Currency, Bartering and Precious Metals
All that glitters is not gold
The best-known precious metals are gold and silver, which were used in the production of early coins and have long been popular materials for craftwork and jewellery.
But what makes silver and gold more valuable than other metals? How are they formed? And is it possible to replicate precious metals using cheaper materials?
Introduce your students to the magical world of the alchemists, who flourished in the Middle Ages and endeavoured to transform base metals into gold and silver, often using deceit to convince others that they had been successful.
Alchemy, the forerunner of chemistry, was practised in ancient times in regions including China, India and Greece, and was revived in medieval Europe. Alchemists believed that a mix of science, philosophy and mysticism could transform metals, because they thought that all matter was composed of earth, air, fire and water, so any substance could be formed with the right combination of elements.
The ultimate goal of alchemy was the discovery of the philosopher's stone - a mythical substance that could turn any metal into gold or silver and could cure all diseases and deliver immortality. Because of alchemy's pre-Christian origins and the secrecy in which it was practised, it was condemned by the Catholic Church.
What would a #163;1 coin buy today, compared with what it was worth in 1983? How does the purchasing power of money change over time? Ask your students to investigate what they can buy with coins in your local currency by browsing in a supermarket or searching online.
Ask students to measure a teacher's weight and translate it into currency. For example, a #163;1 coin weighs 9.5g, so if the teacher weighs 75.6kg, he or she would be worth #163;7,957.89.
In another task, you could ask your students to do basic calculations involving coins. For example, how much heavier are 100 1p coins than one #163;1 coin? How much heavier are 50 2p coins than one #163;1 coin?
The idea of doubling can also be fun. Try asking your students how much money they would end up with today if they were given one #163;1 coin in 1983, two #163;1 coins in 1984, three in 1985 and so on.
Finish the lesson by asking the children to create an infographic that presents the data they have gathered. It all adds up to helping them learn the value of money.
Tricks of the trade
Since ancient times, people have swapped items of value, either in the exchange of gifts and services or in markets where tokens can be used as a symbol of value.
Much trade was in purely useful items, such as livestock or sacks of grain (the shekel, an ancient unit of currency, may have begun as a unit of weight for barley). However, trade also took place in items that were simply beautiful: objects such as cowrie shells or beads were exchanged for more useful commodities. Precious metals, from which early coins were made, also fall into this category.
Greek philosopher Aristotle considered that every object had two uses: the first, its original use; the second, as an item that could be traded or sold for a profit. Use this concept to introduce your students to the notion of capitalism and modern shopping and trade. What would students trade with each other? What value would they put on a meal or a haircut? What would they pay for non-essential items such as video games?
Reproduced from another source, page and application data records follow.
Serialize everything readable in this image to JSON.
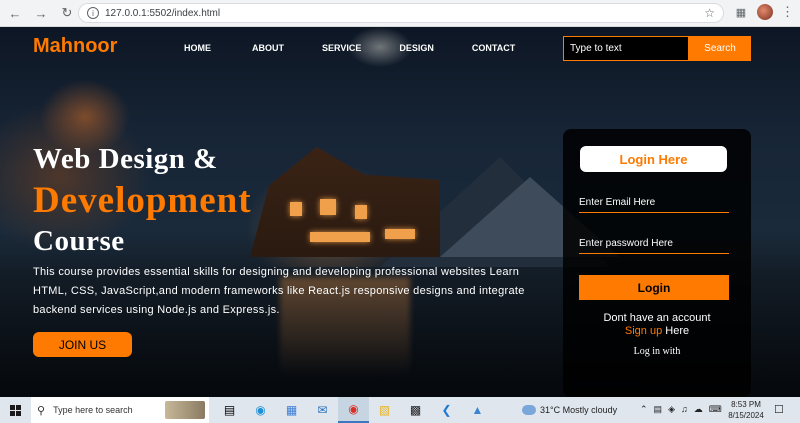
{
  "browser": {
    "url": "127.0.0.1:5502/index.html",
    "back_icon": "arrow-left-icon",
    "forward_icon": "arrow-right-icon",
    "reload_icon": "reload-icon"
  },
  "header": {
    "logo": "Mahnoor",
    "nav": [
      "HOME",
      "ABOUT",
      "SERVICE",
      "DESIGN",
      "CONTACT"
    ],
    "search_placeholder": "Type to text",
    "search_button": "Search"
  },
  "hero": {
    "title_line1": "Web Design &",
    "title_line2": "Development",
    "title_line3": "Course",
    "description": "This course provides essential skills for designing and developing professional websites Learn HTML, CSS, JavaScript,and modern frameworks like React.js responsive designs and integrate backend services using Node.js and Express.js.",
    "join_button": "JOIN US"
  },
  "login": {
    "heading": "Login Here",
    "email_placeholder": "Enter Email Here",
    "password_placeholder": "Enter password Here",
    "login_button": "Login",
    "no_account_text": "Dont have an account",
    "signup_link": "Sign up",
    "signup_suffix": " Here",
    "login_with": "Log in with"
  },
  "taskbar": {
    "search_placeholder": "Type here to search",
    "weather_temp": "31°C",
    "weather_desc": "Mostly cloudy",
    "time": "8:53 PM",
    "date": "8/15/2024"
  },
  "colors": {
    "accent": "#ff7a00",
    "card_bg": "#000000",
    "text": "#ffffff"
  }
}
Although the idea of a barter economy is strong in the popular imagination, no evidence suggests that any society ever relied primarily on barter. In modern times, regional bartering systems have emerged in places such as the US and Greece, sometimes in response to the hardship of the global economic downturn. But the people who use these systems have not abandoned money.
Children solve real-life money problems and learn to recognise coins in TESConnect partner NGfLCymru's activity. bit.lyReal-lifeMoney
Who wants to be a millionaire? Have fun with mathematics using eugenesmith's quiz inspired by the popular television show. bit.lyMillionaireMaths
Explore the importance of fair trade in a lesson shared by TESConnect partner Traidcraft Schools. bit.lyFairTradeIssue
Introduce children to natural and man-made metals in must be crazy!'s lesson. bit.lyMaterialsPresentation
Try TESConnect's collection of science lessons and activities on the uses, qualities and behaviours of materials. bit.lyScienceOfMaterials
Make Tudor-style money pots in an activity shared by Shakespeare Birthplace Trust. bit.lyTudorMoneyPot
Ask children to bring in old or foreign coins for a lesson on the history of money from hijohnanderson. bit.lyHistoryOfMoney
Learn all about currency using the TESConnect collection. bit.lyMoneyCollection.